Over the next 13 years, Judge Edelstein became famous for raging against the Cravath lawyers, including Mr. Barr.

During that period, Cravath tried twice to have Judge Edelstein step down from the case. Instead of citing behavior outside the courtroom -- the standard grounds for asking that a Federal judge remove himself from a case -- Cravath accused Judge Edelstein of personal prejudice against I.B.M. during the trial proceedings. Both efforts ultimately failed. (Cravath's third unsuccessful attempt occurred in 1989, when I.B.M. found itself back in Judge Edelstein's courtroom in a copyright lawsuit that the company had brought against a small engineering firm.)

Eleanor M. Fox, a professor at New York University Law School, said that Judge Edelstein had been tough on I.B.M. over the years in part because he apparently believed that the Government had made a strong case against the company, and felt that the Justice Department was "pulling the rug out from under him" by dropping the case in 1982.

I.B.M.'s supporters have not been so generous. "When the Government came in and wanted to dismiss the case," Mr. Katzenbach said, "it was though his life's work was going down the drain, and he didn't want that and he resisted that."

Now, the matter of the consent decree is left. Whether it is lifted, legal experts say, may hinge on whether Judge Edelstein stays on the case.

Last week, in a 50-page motion accompanied by reams of supporting documents, Mr. Barr attempted once again to have the judge remove himself from the case, citing the two sides' contentious history.

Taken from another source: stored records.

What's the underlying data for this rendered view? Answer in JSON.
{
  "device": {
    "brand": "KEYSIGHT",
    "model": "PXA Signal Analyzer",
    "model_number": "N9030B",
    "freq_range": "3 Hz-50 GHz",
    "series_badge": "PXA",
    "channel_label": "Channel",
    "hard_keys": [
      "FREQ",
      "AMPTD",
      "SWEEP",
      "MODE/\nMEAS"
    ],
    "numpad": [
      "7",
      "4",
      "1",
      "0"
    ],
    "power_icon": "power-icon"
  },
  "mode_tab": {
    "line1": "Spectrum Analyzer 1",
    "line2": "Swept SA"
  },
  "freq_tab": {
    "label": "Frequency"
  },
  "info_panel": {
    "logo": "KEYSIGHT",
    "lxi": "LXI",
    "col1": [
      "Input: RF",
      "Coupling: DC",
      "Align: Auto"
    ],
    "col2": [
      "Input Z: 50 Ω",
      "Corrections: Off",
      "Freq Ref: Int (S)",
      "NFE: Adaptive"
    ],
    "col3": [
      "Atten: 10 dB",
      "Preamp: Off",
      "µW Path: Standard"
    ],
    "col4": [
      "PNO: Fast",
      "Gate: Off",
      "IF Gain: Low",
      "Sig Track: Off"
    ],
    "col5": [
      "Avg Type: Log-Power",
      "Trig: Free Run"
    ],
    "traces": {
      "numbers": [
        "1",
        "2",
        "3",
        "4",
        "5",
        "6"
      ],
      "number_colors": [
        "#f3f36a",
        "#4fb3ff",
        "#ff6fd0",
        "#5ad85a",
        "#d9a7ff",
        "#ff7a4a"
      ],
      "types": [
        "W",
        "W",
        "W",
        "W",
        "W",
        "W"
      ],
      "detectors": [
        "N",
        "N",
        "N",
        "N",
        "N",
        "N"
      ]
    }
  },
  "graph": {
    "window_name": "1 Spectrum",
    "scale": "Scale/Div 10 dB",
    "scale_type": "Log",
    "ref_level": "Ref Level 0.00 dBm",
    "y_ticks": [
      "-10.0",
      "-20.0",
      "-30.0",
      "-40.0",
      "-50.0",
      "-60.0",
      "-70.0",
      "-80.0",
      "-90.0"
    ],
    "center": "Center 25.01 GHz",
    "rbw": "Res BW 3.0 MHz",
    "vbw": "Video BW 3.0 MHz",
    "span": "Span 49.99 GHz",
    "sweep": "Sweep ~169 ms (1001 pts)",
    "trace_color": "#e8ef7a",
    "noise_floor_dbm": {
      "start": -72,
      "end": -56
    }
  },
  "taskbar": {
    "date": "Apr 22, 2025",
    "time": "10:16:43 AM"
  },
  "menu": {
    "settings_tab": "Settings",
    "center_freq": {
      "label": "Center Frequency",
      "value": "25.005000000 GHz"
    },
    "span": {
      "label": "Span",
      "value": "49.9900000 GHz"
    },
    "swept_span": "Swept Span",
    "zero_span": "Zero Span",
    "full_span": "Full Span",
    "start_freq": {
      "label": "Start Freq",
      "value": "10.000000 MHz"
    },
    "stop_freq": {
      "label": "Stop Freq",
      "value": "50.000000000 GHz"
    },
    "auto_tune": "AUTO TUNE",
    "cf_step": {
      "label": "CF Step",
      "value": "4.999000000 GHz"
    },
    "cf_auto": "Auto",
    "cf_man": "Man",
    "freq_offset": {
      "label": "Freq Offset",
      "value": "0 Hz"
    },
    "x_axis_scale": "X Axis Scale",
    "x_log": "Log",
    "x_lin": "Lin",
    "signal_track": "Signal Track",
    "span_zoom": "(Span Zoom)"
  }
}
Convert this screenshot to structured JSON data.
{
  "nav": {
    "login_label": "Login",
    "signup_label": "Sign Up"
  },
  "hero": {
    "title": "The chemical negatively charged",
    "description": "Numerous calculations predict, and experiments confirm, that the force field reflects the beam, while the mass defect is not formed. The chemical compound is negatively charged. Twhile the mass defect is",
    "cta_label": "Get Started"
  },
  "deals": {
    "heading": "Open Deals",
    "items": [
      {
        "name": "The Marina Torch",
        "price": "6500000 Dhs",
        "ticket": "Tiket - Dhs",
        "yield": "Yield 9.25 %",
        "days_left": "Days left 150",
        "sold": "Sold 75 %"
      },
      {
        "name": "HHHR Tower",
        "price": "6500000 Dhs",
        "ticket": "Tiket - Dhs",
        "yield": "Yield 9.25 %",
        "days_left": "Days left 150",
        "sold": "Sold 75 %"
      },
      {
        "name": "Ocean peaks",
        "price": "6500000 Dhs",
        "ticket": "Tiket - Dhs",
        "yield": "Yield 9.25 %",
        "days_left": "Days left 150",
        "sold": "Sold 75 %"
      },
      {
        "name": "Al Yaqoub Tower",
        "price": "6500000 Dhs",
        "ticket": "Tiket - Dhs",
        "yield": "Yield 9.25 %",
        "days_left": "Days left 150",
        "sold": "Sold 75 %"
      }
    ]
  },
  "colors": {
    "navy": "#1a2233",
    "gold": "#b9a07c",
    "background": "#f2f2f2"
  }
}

And yesterday, I.B.M. filed its motion asking that the consent decree be vacated.

Judge Edelstein has not yet ruled on either motion.

Copyright 1994 The New York Times Company